Now we’re going to make the decorating fondant.  In a clean bowl, mix together 1/4 cup softened butter, 1/4 cup lily white corn syrup (because otherwise it won’t turn out as light as you want it to), and 1 teaspoon almond extract.

Mix that until it’s creamy, then add in about 2 cups icing sugar and mix until doughy.  Set that aside.  Again, you can put it in the fridge.  Or next to an open window to catch the cold Newfoundland breeze.  Of course if you live anywhere else at this time of year you probably have your air conditioning on so you could always use that.

Normally, you would create a buttercream icing to go under your fondant, a nice solid glue to hold everything together.  But since when do I obey the rules?  We’re going to go with a ganâche, and that’s all there is to it.

Chop up another 8oz chocolate (your choice, of course), and melt that in a double boiler.

When it’s completely melted, whisk in 2 cups whipping cream until smooth.  Chuck that in the fridge to let it cool completely and thicken.  Stir it around every once in a while.

As this cake is a welcome-to-Newfoundland dessert for my siblings-in-law, I thought I would put a moose on the cake.  The moose, in case you didn’t know, was introduced as a hunting species to Newfoundland at the end of the 19th century and, having no natural predators other than man (because introducing species to island ecosystems is a bad idea), has proliferated and is now one of the province’s biggest pests, wreaking havoc on people’s gardens within the city and accounting for high numbers of traffic fatalities for those unfortunate (or stupid) enough to drive across the island at night.  The moose is an extremely dangerous animal, for all its vegetarian-ness, but Newfoundlanders have adopted the moose as a cute symbol of what makes Newfoundlanders a bit different than everyone else.

What I’m saying is that it’s entirely appropriate to put a moose on your cake when you live in Newfoundland.
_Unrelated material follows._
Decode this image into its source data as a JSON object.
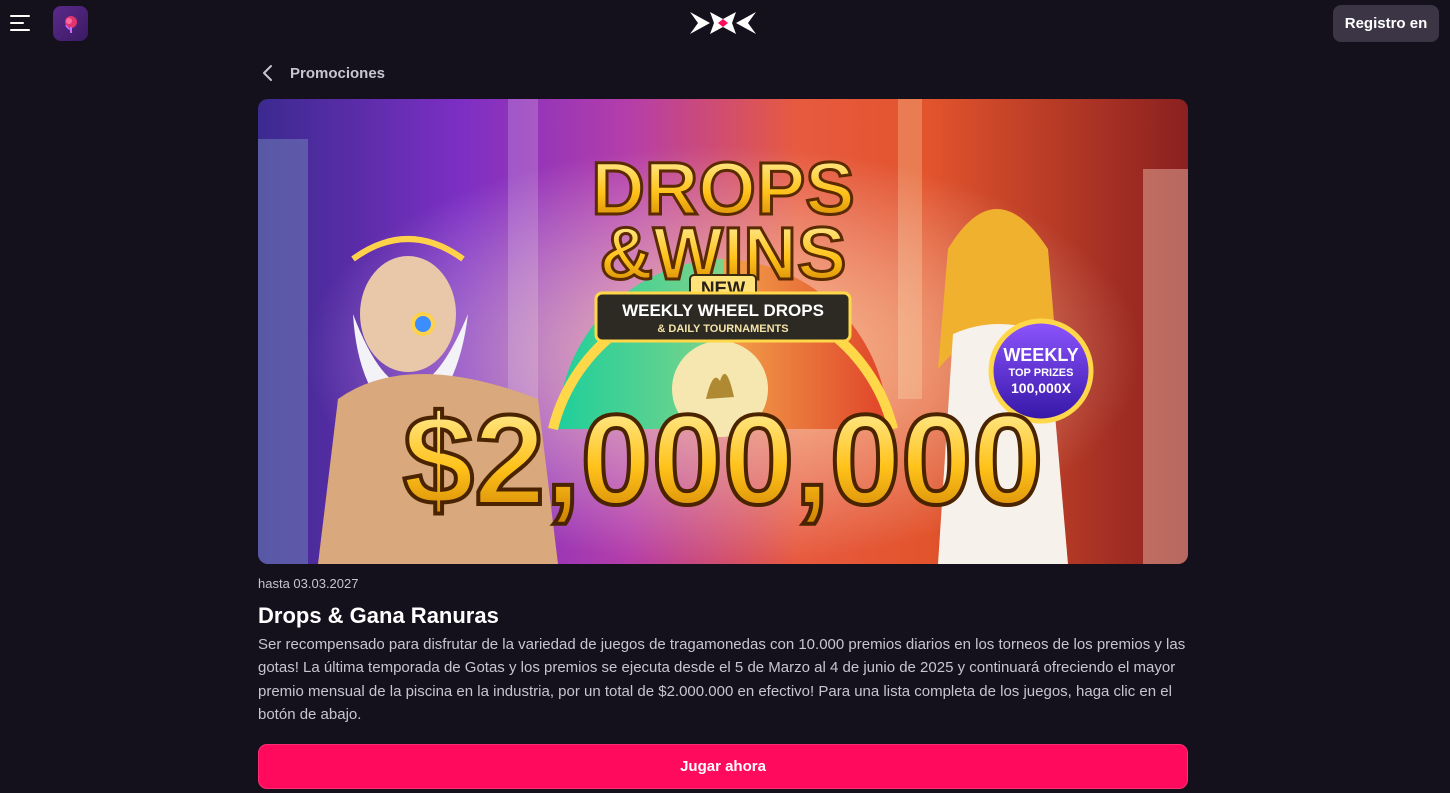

I printed out a stencil of a moose from the internet and cut it out.  I rolled out the white fondant onto a piece of waxed paper and laid my stencil on top.

I traced the outline of the stencil with a thin, sharp knife.

Then I peeled away the excess fondant.

And thar be me moose.  I set that aside to dry a little.

When your ganâche is cooled and thickened, you can slather it on your cake.

Like that.  Holy crap does that ever look good.  Chill that in the fridge to let the ganâche set a bit more while you roll out your coffee fondant.

The Pie and I used a rolling pin to ease the fondant onto the cake.  Because the ganâche is soft and squidgy it didn’t provide a very good base for the fondant and so you can see we have some cracks.  But we’re okay with that.  Plus the moose will cover up the worst of it.  For more information on dealing with fondant, check out my Raspberry Trifle Cake experiment.

Trim the excess fondant from the bottom and smooth the sides.

Lay that moose on down on top of the cake and smooth it down as well.

We used Cadbury’s chocolate covered raisins (like Glossette’s) as “moose poop” around the edges of the cake at the bottom.  And of course one big one, just behind the moose in question.

Keep this cake in the fridge to firm up the fondant and to keep the ganâche from spoiling.  Once you have cut into it make sure to keep it covered with plastic wrap, and eat it within a few days.